Records for the exercise START

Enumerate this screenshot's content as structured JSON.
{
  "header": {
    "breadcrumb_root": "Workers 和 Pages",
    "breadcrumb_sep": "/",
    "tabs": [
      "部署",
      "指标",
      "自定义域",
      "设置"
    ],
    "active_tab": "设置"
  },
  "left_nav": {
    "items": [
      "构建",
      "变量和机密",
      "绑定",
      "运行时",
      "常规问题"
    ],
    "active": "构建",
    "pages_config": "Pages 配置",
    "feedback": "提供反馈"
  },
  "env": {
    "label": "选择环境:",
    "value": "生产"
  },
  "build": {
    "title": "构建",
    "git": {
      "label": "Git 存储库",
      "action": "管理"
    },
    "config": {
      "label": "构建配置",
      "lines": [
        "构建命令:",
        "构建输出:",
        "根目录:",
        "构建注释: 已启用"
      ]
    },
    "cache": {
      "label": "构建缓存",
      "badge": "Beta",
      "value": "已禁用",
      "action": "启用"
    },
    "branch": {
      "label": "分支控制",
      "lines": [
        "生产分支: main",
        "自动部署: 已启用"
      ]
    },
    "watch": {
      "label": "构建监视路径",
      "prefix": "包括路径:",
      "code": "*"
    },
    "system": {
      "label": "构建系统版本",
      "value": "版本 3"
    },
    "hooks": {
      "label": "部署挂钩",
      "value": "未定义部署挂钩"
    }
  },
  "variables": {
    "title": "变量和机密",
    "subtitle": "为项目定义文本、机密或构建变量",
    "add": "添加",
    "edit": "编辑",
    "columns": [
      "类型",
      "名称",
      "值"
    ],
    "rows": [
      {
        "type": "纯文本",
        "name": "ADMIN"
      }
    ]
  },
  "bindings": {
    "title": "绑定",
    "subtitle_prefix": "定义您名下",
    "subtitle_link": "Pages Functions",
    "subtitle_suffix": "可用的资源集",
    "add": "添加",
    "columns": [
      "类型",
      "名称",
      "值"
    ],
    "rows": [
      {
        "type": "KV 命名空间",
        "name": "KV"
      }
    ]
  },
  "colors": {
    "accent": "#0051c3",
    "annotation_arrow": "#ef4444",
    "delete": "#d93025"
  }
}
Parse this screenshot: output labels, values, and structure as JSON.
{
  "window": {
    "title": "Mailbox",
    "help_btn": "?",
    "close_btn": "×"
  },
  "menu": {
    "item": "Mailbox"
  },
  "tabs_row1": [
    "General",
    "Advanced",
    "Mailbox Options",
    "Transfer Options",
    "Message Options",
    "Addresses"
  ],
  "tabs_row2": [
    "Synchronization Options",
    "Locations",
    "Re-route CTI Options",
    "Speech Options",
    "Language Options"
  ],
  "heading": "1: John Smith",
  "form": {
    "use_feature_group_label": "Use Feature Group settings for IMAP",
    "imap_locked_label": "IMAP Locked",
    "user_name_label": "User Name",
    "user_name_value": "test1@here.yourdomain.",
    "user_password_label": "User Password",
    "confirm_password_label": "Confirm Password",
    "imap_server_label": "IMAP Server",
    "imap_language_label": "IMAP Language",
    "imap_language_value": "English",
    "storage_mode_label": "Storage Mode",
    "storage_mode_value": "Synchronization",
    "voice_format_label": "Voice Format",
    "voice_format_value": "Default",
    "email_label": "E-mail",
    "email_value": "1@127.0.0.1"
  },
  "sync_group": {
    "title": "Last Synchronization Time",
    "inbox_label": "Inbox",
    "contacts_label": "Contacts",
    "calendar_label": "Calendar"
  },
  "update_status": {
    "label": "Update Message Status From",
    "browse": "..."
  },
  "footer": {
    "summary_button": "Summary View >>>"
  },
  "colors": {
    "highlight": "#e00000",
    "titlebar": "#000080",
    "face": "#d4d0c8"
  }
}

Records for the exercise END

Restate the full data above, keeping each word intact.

Enumerate this screenshot's content as structured JSON.
{
  "header": {
    "breadcrumb_root": "Workers 和 Pages",
    "breadcrumb_sep": "/",
    "tabs": [
      "部署",
      "指标",
      "自定义域",
      "设置"
    ],
    "active_tab": "设置"
  },
  "left_nav": {
    "items": [
      "构建",
      "变量和机密",
      "绑定",
      "运行时",
      "常规问题"
    ],
    "active": "构建",
    "pages_config": "Pages 配置",
    "feedback": "提供反馈"
  },
  "env": {
    "label": "选择环境:",
    "value": "生产"
  },
  "build": {
    "title": "构建",
    "git": {
      "label": "Git 存储库",
      "action": "管理"
    },
    "config": {
      "label": "构建配置",
      "lines": [
        "构建命令:",
        "构建输出:",
        "根目录:",
        "构建注释: 已启用"
      ]
    },
    "cache": {
      "label": "构建缓存",
      "badge": "Beta",
      "value": "已禁用",
      "action": "启用"
    },
    "branch": {
      "label": "分支控制",
      "lines": [
        "生产分支: main",
        "自动部署: 已启用"
      ]
    },
    "watch": {
      "label": "构建监视路径",
      "prefix": "包括路径:",
      "code": "*"
    },
    "system": {
      "label": "构建系统版本",
      "value": "版本 3"
    },
    "hooks": {
      "label": "部署挂钩",
      "value": "未定义部署挂钩"
    }
  },
  "variables": {
    "title": "变量和机密",
    "subtitle": "为项目定义文本、机密或构建变量",
    "add": "添加",
    "edit": "编辑",
    "columns": [
      "类型",
      "名称",
      "值"
    ],
    "rows": [
      {
        "type": "纯文本",
        "name": "ADMIN"
      }
    ]
  },
  "bindings": {
    "title": "绑定",
    "subtitle_prefix": "定义您名下",
    "subtitle_link": "Pages Functions",
    "subtitle_suffix": "可用的资源集",
    "add": "添加",
    "columns": [
      "类型",
      "名称",
      "值"
    ],
    "rows": [
      {
        "type": "KV 命名空间",
        "name": "KV"
      }
    ]
  },
  "colors": {
    "accent": "#0051c3",
    "annotation_arrow": "#ef4444",
    "delete": "#d93025"
  }
}
Parse this screenshot: output labels, values, and structure as JSON.
{
  "window": {
    "title": "Mailbox",
    "help_btn": "?",
    "close_btn": "×"
  },
  "menu": {
    "item": "Mailbox"
  },
  "tabs_row1": [
    "General",
    "Advanced",
    "Mailbox Options",
    "Transfer Options",
    "Message Options",
    "Addresses"
  ],
  "tabs_row2": [
    "Synchronization Options",
    "Locations",
    "Re-route CTI Options",
    "Speech Options",
    "Language Options"
  ],
  "heading": "1: John Smith",
  "form": {
    "use_feature_group_label": "Use Feature Group settings for IMAP",
    "imap_locked_label": "IMAP Locked",
    "user_name_label": "User Name",
    "user_name_value": "test1@here.yourdomain.",
    "user_password_label": "User Password",
    "confirm_password_label": "Confirm Password",
    "imap_server_label": "IMAP Server",
    "imap_language_label": "IMAP Language",
    "imap_language_value": "English",
    "storage_mode_label": "Storage Mode",
    "storage_mode_value": "Synchronization",
    "voice_format_label": "Voice Format",
    "voice_format_value": "Default",
    "email_label": "E-mail",
    "email_value": "1@127.0.0.1"
  },
  "sync_group": {
    "title": "Last Synchronization Time",
    "inbox_label": "Inbox",
    "contacts_label": "Contacts",
    "calendar_label": "Calendar"
  },
  "update_status": {
    "label": "Update Message Status From",
    "browse": "..."
  },
  "footer": {
    "summary_button": "Summary View >>>"
  },
  "colors": {
    "highlight": "#e00000",
    "titlebar": "#000080",
    "face": "#d4d0c8"
  }
}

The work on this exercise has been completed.